The big question that analysts in the United States are asking is whether there will be a soft landing after the severe policy of the Federal Reserve (Fed) to contain inflation. One of the barometers is the labor market, which yesterday once again demonstrated its resilience despite the restrictive monetary policy. There is a slowdown, but not a major setback, and this makes the idea of a recession fade away.
In November, 199,000 jobs were created in the United States, above forecasts (180,000) and exceeding the 150,000 in October, data that the Fed will weigh at its meeting next week to maintain the pause in rates or apply another increase.
The president of the Fed, Jerome Powell, hinted that rate increases may have reached their limit, although he insisted that the beginning of the cut is not yet in sight. Although the inflation rate has fallen to 3%, it has not yet reached the 2% goal set by the Federal Reserve, and the work is not finished.
The unemployment rate, which forecasts assumed would remain stable at 3.9%, fell to 3.7%, somewhat higher than the record at the beginning of the year, but practically at the record level in several decades. The workforce has increased to 62.8% of the active population.
These numbers show that there is substance left in a labor market that has slowed down, although almost imperceptibly since, in March 2022, the US central bank began its pressure on interest rates, placing them at 5.25%. 5.50%, the highest level recorded in 22 years.
However, this is the second consecutive month in which job gains are below the 2023 average.
The increase in employment includes some 41,000 employees of the automobile industry and the actors' group, once both sectors regained normality and returned to work after long strikes, as well as other businesses that were burdened by the protests of their employees.
The average salary, a key element for inflation, rose 0.4% since last month and 4% in the annualized value. The monthly increase was also above the estimated 0.3%, but in annual terms it is in line with what was expected.
The data has generated optimism among US economists that the soft landing can be achieved. This means putting inflation in its place without a recession.
Analysts such as Sthepen Juno, from Bank of America, maintain that the trend points in the direction in which a soft landing is observed and, in turn, the labor market is approaching an increasingly better balance.
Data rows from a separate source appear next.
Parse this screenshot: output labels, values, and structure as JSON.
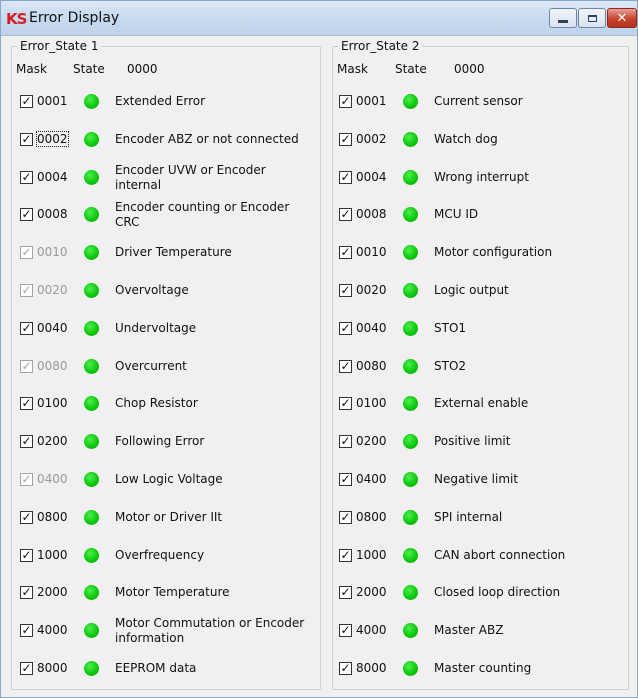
{
  "window": {
    "title": "Error Display",
    "icon_text": "KS",
    "buttons": {
      "minimize": "minimize-icon",
      "maximize": "maximize-icon",
      "close": "✕"
    }
  },
  "group1": {
    "title": "Error_State 1",
    "mask_header": "Mask",
    "state_header": "State",
    "value": "0000",
    "rows": [
      {
        "code": "0001",
        "label": "Extended Error",
        "checked": true,
        "disabled": false
      },
      {
        "code": "0002",
        "label": "Encoder ABZ or not connected",
        "checked": true,
        "disabled": false,
        "focus": true
      },
      {
        "code": "0004",
        "label": "Encoder UVW or Encoder internal",
        "checked": true,
        "disabled": false
      },
      {
        "code": "0008",
        "label": "Encoder counting or Encoder CRC",
        "checked": true,
        "disabled": false
      },
      {
        "code": "0010",
        "label": "Driver Temperature",
        "checked": true,
        "disabled": true
      },
      {
        "code": "0020",
        "label": "Overvoltage",
        "checked": true,
        "disabled": true
      },
      {
        "code": "0040",
        "label": "Undervoltage",
        "checked": true,
        "disabled": false
      },
      {
        "code": "0080",
        "label": "Overcurrent",
        "checked": true,
        "disabled": true
      },
      {
        "code": "0100",
        "label": "Chop Resistor",
        "checked": true,
        "disabled": false
      },
      {
        "code": "0200",
        "label": "Following Error",
        "checked": true,
        "disabled": false
      },
      {
        "code": "0400",
        "label": "Low Logic Voltage",
        "checked": true,
        "disabled": true
      },
      {
        "code": "0800",
        "label": "Motor or Driver IIt",
        "checked": true,
        "disabled": false
      },
      {
        "code": "1000",
        "label": "Overfrequency",
        "checked": true,
        "disabled": false
      },
      {
        "code": "2000",
        "label": "Motor Temperature",
        "checked": true,
        "disabled": false
      },
      {
        "code": "4000",
        "label": "Motor Commutation or Encoder information",
        "checked": true,
        "disabled": false
      },
      {
        "code": "8000",
        "label": "EEPROM data",
        "checked": true,
        "disabled": false
      }
    ]
  },
  "group2": {
    "title": "Error_State 2",
    "mask_header": "Mask",
    "state_header": "State",
    "value": "0000",
    "rows": [
      {
        "code": "0001",
        "label": "Current sensor",
        "checked": true,
        "disabled": false
      },
      {
        "code": "0002",
        "label": "Watch dog",
        "checked": true,
        "disabled": false
      },
      {
        "code": "0004",
        "label": "Wrong interrupt",
        "checked": true,
        "disabled": false
      },
      {
        "code": "0008",
        "label": "MCU ID",
        "checked": true,
        "disabled": false
      },
      {
        "code": "0010",
        "label": "Motor configuration",
        "checked": true,
        "disabled": false
      },
      {
        "code": "0020",
        "label": "Logic output",
        "checked": true,
        "disabled": false
      },
      {
        "code": "0040",
        "label": "STO1",
        "checked": true,
        "disabled": false
      },
      {
        "code": "0080",
        "label": "STO2",
        "checked": true,
        "disabled": false
      },
      {
        "code": "0100",
        "label": "External enable",
        "checked": true,
        "disabled": false
      },
      {
        "code": "0200",
        "label": "Positive limit",
        "checked": true,
        "disabled": false
      },
      {
        "code": "0400",
        "label": "Negative limit",
        "checked": true,
        "disabled": false
      },
      {
        "code": "0800",
        "label": "SPI internal",
        "checked": true,
        "disabled": false
      },
      {
        "code": "1000",
        "label": "CAN abort connection",
        "checked": true,
        "disabled": false
      },
      {
        "code": "2000",
        "label": "Closed loop direction",
        "checked": true,
        "disabled": false
      },
      {
        "code": "4000",
        "label": "Master ABZ",
        "checked": true,
        "disabled": false
      },
      {
        "code": "8000",
        "label": "Master counting",
        "checked": true,
        "disabled": false
      }
    ]
  },
  "colors": {
    "led_ok": "#0bc40b",
    "disabled_text": "#9a9a9a"
  }
}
This circumstance means that the number of available workers grows, while hiring needs become lighter, reducing the lack of employees and reducing salary pressure.